- Cape businessman known for starting NARS dies at 49 (2/23/17)9
- Apparent punch at girls basketball game propels lawmaker into action (2/21/17)4
- Business notebook: Owners ready to roll out the Barrel 131 (2/20/17)7
- Japanese restaurant up and running; owner surprised by fondness of sushi here (2/24/17)1
- SoutheastHEALTH, Washington University School of Medicine announce collaboration (2/24/17)23
- Missouri bill would limit transgender school bathroom access (2/22/17)48
- City issues precautionary boil order near Arena Park (2/23/17)
- Former KFVS12 reporter talks about recovery from eating disorder (2/23/17)11
- $22M bond issue would alter Jackson schools (2/22/17)13
- Two men crack market with local cage-free eggs (2/26/17)12
Scott County's half-cent sales tax for law enforcement, approved by voters in 2000, will expire on Sept. 30, 2008. County officials hoped voters would approve an extension of the tax to pay for the county's future law-enforcement needs. The tax generates about $1.6 million of the county's $3.5 million law-enforcement budget, which includes the prosecuting attorney's office.
Last week's vote on the sales-tax extension was determined by voters in Sikeston and Miner. Sikeston officials opposed the extension, because the city wants to put its own sales-tax proposal for law enforcement on a future ballot.

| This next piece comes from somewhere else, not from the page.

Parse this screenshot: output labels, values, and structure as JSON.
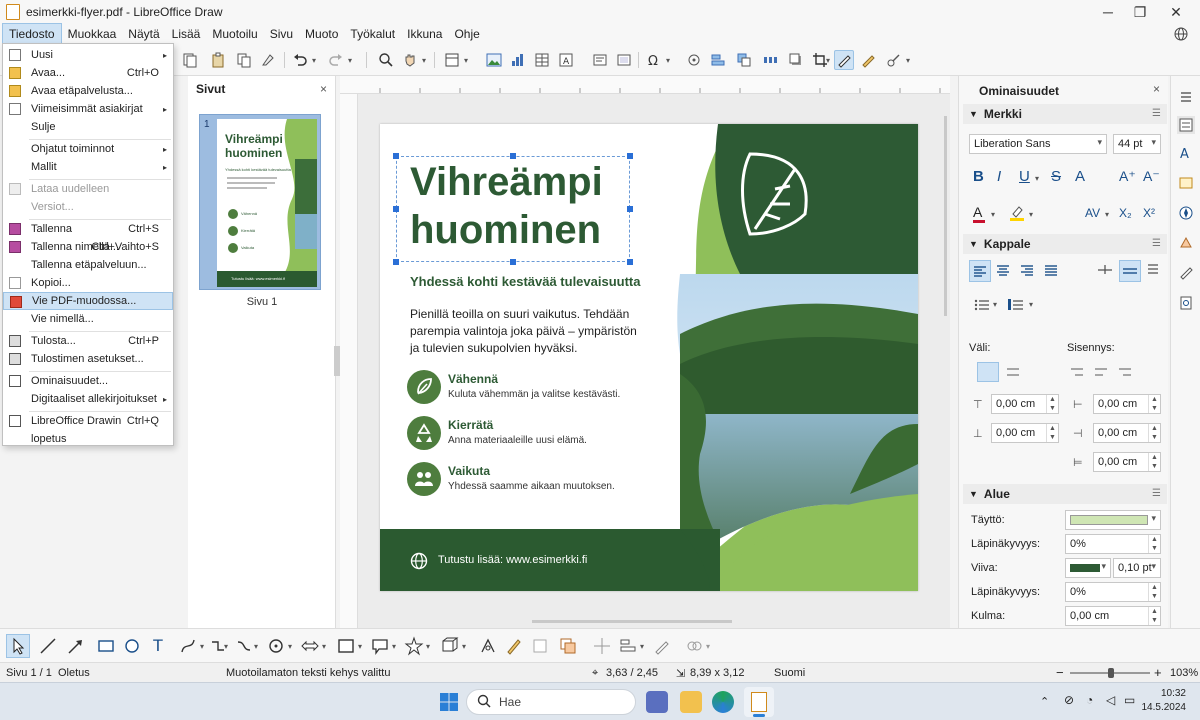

When entities share similar needs and compete for similar funding methods, indications are that sales-tax saturation is imminent.
Since last week's vote, there have been preliminary discussions about a revenue-sharing idea that could benefit all law enforcement -- city and county -- in Scott County. That bears further exploration.
One thing that encouraged voters to approve the county tax seven years ago was its sunset provision. The extension on last week's ballot was permanent. County and city officials would do well to consider a sunset provision for whatever measure is put on the ballot. Voters who see the money put to good use are inclined to approve any needed renewal down the road.
Because most of Scott County's voters are concentrated in Sikeston and Miner, any future plan will require coordination and cooperation between those cities and county officials. Together, they may be able to come up with a plan that's better than separate funding efforts.